### Directions:
Images excepted, the data below must be repeated exactly.

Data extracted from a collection
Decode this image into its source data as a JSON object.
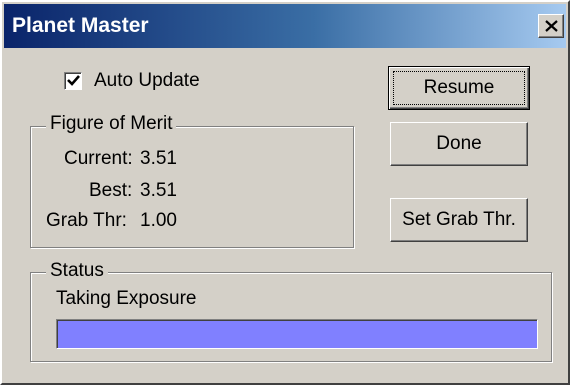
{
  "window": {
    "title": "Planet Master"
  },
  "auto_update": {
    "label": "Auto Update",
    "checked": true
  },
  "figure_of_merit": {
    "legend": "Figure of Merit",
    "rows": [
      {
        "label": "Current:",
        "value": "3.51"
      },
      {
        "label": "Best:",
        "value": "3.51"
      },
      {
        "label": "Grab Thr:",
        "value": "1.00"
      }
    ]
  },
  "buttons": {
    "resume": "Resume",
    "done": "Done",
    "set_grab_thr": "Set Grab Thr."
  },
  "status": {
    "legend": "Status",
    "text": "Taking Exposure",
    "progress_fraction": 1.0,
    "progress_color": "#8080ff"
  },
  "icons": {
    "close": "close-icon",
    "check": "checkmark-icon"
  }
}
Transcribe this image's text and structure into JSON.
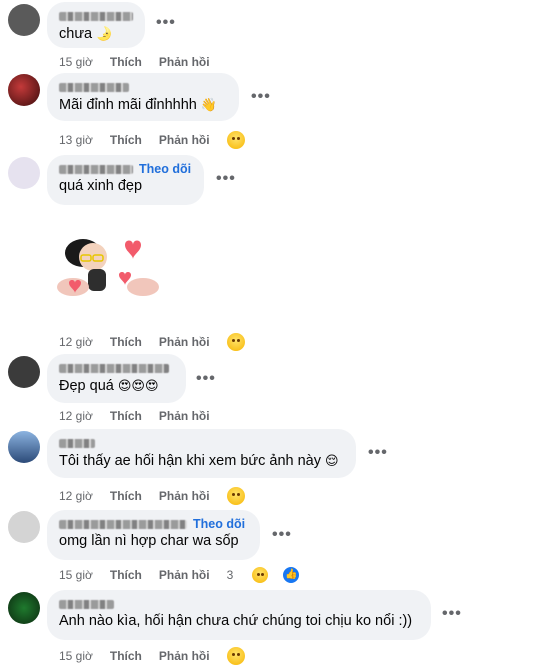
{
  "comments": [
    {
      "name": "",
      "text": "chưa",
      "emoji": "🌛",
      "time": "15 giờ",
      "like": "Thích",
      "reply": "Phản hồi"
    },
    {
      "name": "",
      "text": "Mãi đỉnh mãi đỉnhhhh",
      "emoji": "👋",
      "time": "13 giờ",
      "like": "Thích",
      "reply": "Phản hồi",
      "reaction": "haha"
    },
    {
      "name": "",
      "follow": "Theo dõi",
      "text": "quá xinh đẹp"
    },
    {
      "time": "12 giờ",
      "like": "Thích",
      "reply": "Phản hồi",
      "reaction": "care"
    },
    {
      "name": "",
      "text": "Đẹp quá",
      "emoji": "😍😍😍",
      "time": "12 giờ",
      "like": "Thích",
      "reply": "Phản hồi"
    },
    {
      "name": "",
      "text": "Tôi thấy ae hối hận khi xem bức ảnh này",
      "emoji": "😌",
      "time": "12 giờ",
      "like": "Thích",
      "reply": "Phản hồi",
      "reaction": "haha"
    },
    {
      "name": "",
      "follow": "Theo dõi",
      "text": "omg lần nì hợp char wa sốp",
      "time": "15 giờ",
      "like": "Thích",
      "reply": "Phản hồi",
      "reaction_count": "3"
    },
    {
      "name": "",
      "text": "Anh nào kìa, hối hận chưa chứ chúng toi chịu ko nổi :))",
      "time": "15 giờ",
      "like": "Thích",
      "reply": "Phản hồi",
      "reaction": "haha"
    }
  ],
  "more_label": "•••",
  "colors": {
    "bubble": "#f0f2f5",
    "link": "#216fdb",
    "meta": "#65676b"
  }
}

### Answer section:
Decode this image into its source data as a JSON object.
{
  "window": {
    "title": "Planet Master"
  },
  "auto_update": {
    "label": "Auto Update",
    "checked": true
  },
  "figure_of_merit": {
    "legend": "Figure of Merit",
    "rows": [
      {
        "label": "Current:",
        "value": "3.51"
      },
      {
        "label": "Best:",
        "value": "3.51"
      },
      {
        "label": "Grab Thr:",
        "value": "1.00"
      }
    ]
  },
  "buttons": {
    "resume": "Resume",
    "done": "Done",
    "set_grab_thr": "Set Grab Thr."
  },
  "status": {
    "legend": "Status",
    "text": "Taking Exposure",
    "progress_fraction": 1.0,
    "progress_color": "#8080ff"
  },
  "icons": {
    "close": "close-icon",
    "check": "checkmark-icon"
  }
}
Transcribe this image's text and structure into JSON.
{
  "comments": [
    {
      "name": "",
      "text": "chưa",
      "emoji": "🌛",
      "time": "15 giờ",
      "like": "Thích",
      "reply": "Phản hồi"
    },
    {
      "name": "",
      "text": "Mãi đỉnh mãi đỉnhhhh",
      "emoji": "👋",
      "time": "13 giờ",
      "like": "Thích",
      "reply": "Phản hồi",
      "reaction": "haha"
    },
    {
      "name": "",
      "follow": "Theo dõi",
      "text": "quá xinh đẹp"
    },
    {
      "time": "12 giờ",
      "like": "Thích",
      "reply": "Phản hồi",
      "reaction": "care"
    },
    {
      "name": "",
      "text": "Đẹp quá",
      "emoji": "😍😍😍",
      "time": "12 giờ",
      "like": "Thích",
      "reply": "Phản hồi"
    },
    {
      "name": "",
      "text": "Tôi thấy ae hối hận khi xem bức ảnh này",
      "emoji": "😌",
      "time": "12 giờ",
      "like": "Thích",
      "reply": "Phản hồi",
      "reaction": "haha"
    },
    {
      "name": "",
      "follow": "Theo dõi",
      "text": "omg lần nì hợp char wa sốp",
      "time": "15 giờ",
      "like": "Thích",
      "reply": "Phản hồi",
      "reaction_count": "3"
    },
    {
      "name": "",
      "text": "Anh nào kìa, hối hận chưa chứ chúng toi chịu ko nổi :))",
      "time": "15 giờ",
      "like": "Thích",
      "reply": "Phản hồi",
      "reaction": "haha"
    }
  ],
  "more_label": "•••",
  "colors": {
    "bubble": "#f0f2f5",
    "link": "#216fdb",
    "meta": "#65676b"
  }
}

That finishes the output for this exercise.